● **BRIEF**
Scan the material for the word "kind" and return every matching line.

=== Begin Enclosure ===

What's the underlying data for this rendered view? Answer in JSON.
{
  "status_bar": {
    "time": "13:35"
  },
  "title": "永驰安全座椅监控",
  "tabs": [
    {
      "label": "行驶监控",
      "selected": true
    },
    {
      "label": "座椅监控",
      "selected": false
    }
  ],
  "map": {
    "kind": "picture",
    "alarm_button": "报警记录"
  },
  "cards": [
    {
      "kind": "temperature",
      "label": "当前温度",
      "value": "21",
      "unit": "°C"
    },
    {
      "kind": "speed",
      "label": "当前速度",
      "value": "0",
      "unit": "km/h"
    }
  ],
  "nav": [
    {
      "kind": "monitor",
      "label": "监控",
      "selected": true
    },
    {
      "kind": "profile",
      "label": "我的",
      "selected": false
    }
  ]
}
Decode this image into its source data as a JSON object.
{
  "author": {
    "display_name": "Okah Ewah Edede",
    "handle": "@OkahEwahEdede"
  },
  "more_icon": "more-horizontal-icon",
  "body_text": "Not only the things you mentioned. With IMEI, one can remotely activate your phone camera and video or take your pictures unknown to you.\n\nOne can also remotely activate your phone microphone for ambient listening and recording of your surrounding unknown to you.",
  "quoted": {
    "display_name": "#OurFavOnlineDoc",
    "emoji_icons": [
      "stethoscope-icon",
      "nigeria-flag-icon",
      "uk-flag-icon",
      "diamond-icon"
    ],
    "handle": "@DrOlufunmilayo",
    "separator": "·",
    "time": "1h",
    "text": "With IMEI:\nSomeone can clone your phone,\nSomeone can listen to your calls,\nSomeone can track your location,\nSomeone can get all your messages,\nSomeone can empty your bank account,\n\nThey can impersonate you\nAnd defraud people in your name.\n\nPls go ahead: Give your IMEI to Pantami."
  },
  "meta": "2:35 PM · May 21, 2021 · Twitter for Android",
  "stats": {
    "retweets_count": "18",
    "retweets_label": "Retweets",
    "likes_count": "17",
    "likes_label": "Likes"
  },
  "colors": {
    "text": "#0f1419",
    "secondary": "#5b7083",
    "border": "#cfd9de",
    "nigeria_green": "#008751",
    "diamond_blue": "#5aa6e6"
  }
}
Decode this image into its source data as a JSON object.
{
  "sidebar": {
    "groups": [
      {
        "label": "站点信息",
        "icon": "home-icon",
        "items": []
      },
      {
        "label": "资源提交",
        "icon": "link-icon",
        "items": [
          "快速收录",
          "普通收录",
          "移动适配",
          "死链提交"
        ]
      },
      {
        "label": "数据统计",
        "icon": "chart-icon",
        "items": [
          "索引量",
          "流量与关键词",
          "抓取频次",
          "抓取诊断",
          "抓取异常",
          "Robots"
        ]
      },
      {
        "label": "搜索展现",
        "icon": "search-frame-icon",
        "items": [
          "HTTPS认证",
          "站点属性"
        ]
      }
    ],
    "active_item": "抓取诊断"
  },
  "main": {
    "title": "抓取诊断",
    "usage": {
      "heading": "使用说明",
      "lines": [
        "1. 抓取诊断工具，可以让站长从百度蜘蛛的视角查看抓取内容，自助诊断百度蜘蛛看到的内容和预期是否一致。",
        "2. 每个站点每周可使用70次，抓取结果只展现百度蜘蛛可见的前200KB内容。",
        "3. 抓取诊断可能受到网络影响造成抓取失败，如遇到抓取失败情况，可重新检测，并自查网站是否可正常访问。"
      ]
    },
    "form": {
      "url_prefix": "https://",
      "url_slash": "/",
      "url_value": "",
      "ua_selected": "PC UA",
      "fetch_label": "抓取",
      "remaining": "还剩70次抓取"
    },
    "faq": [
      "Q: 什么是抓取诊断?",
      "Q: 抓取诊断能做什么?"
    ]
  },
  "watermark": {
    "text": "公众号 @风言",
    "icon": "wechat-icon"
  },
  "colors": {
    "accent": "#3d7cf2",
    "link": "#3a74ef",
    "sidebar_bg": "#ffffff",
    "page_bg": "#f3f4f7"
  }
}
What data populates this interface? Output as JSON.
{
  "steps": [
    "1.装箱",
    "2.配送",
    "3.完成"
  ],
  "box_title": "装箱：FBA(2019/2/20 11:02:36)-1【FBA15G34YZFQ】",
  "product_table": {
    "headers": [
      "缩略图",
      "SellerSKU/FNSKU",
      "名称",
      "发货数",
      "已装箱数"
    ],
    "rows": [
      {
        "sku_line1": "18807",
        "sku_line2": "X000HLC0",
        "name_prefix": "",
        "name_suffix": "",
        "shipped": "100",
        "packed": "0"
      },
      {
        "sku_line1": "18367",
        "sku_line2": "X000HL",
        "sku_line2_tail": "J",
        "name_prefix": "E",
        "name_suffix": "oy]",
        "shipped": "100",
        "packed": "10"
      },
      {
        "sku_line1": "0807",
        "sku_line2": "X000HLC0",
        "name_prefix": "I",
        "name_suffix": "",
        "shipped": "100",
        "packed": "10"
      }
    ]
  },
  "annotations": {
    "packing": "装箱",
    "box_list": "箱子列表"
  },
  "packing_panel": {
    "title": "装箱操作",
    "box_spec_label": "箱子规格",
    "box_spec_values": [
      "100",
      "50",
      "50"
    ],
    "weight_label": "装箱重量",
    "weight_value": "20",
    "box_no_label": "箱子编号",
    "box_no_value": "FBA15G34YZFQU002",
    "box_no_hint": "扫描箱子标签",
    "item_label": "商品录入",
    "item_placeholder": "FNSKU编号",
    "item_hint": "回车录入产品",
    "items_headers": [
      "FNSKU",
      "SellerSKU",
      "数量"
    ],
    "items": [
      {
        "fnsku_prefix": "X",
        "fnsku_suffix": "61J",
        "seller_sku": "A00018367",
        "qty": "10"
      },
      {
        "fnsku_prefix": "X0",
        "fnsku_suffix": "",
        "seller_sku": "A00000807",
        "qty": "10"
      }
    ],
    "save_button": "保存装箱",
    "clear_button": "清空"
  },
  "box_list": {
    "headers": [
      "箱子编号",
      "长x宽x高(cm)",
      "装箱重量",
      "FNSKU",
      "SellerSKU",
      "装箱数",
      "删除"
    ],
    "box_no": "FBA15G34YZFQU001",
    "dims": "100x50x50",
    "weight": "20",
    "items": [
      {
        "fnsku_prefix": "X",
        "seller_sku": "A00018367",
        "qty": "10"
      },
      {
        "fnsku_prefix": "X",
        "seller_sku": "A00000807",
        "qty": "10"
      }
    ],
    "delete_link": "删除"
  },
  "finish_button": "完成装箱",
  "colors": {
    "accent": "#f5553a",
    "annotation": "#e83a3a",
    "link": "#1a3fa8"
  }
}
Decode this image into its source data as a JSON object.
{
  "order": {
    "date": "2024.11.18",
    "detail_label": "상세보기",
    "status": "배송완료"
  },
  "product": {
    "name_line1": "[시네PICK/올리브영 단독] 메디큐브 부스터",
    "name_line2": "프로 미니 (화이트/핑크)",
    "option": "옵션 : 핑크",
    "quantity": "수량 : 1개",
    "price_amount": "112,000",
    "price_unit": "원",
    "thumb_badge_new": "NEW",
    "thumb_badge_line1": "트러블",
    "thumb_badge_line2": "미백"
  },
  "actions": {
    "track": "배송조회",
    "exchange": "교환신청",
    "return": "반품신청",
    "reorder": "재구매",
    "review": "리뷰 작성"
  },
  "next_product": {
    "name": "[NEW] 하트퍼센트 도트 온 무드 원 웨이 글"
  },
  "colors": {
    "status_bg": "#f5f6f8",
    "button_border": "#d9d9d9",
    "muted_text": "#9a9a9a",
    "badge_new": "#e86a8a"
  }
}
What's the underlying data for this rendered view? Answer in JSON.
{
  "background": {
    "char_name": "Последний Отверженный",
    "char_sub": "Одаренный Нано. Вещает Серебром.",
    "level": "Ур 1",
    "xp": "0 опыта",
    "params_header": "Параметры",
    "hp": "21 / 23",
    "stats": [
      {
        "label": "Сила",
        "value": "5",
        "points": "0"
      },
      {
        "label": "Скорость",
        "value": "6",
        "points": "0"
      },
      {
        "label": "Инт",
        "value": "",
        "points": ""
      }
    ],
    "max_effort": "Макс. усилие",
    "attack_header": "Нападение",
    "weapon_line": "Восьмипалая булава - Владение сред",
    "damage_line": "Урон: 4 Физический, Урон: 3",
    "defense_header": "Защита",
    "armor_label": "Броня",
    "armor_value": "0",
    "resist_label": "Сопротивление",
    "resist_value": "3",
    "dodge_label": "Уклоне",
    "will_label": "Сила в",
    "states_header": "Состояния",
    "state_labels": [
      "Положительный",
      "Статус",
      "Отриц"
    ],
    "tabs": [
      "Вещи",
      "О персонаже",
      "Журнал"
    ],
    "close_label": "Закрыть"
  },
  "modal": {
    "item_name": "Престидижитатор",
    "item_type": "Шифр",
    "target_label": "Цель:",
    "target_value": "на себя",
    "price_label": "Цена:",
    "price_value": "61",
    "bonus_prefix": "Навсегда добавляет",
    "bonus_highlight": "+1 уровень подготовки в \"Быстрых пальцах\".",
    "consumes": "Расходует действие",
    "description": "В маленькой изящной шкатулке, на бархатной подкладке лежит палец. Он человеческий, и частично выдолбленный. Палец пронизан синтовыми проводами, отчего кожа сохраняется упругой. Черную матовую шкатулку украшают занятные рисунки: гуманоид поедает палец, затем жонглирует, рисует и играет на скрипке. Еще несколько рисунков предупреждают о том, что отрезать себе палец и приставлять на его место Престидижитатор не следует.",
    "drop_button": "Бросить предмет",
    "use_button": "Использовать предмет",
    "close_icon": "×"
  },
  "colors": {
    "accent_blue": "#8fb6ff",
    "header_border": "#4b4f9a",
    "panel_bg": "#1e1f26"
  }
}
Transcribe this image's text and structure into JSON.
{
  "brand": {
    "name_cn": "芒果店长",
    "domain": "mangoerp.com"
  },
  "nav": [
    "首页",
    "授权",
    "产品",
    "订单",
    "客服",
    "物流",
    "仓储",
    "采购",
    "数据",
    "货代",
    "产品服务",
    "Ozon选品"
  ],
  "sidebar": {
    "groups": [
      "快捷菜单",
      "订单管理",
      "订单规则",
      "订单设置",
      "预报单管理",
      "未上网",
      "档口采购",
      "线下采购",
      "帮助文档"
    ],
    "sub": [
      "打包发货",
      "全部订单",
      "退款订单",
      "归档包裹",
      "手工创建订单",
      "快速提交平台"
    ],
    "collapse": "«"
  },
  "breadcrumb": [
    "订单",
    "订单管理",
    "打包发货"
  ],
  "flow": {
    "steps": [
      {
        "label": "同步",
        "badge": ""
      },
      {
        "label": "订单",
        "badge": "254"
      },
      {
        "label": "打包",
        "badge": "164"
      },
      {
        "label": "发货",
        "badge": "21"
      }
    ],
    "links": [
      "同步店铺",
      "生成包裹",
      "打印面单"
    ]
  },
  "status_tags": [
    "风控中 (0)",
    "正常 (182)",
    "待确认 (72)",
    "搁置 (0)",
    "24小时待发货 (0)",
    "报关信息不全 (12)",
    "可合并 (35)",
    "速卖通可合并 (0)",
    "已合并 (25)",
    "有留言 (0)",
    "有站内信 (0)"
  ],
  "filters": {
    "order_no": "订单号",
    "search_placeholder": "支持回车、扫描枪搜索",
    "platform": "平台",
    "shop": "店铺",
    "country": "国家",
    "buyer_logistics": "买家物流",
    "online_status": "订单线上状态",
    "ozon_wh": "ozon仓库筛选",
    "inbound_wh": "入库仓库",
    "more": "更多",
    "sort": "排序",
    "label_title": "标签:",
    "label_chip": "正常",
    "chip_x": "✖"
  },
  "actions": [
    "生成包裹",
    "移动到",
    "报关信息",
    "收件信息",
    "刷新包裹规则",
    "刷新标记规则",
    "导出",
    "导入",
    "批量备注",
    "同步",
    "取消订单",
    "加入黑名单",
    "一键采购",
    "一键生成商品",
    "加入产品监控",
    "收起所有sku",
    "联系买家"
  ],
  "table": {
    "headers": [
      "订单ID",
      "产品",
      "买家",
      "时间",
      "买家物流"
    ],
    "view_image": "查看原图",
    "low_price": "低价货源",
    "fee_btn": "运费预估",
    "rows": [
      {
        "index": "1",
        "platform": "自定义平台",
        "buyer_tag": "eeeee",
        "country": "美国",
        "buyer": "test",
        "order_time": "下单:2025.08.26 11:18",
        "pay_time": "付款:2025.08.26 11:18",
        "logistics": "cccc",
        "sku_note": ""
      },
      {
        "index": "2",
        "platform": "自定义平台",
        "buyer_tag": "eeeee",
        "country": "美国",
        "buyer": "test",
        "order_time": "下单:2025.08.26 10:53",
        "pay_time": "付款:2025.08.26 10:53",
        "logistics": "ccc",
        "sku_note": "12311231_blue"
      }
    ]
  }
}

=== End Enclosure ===

● **SOLUTION TO THIS EXERCISE**
    "kind": "picture",
      "kind": "temperature",
      "kind": "speed",
      "kind": "monitor",
      "kind": "profile",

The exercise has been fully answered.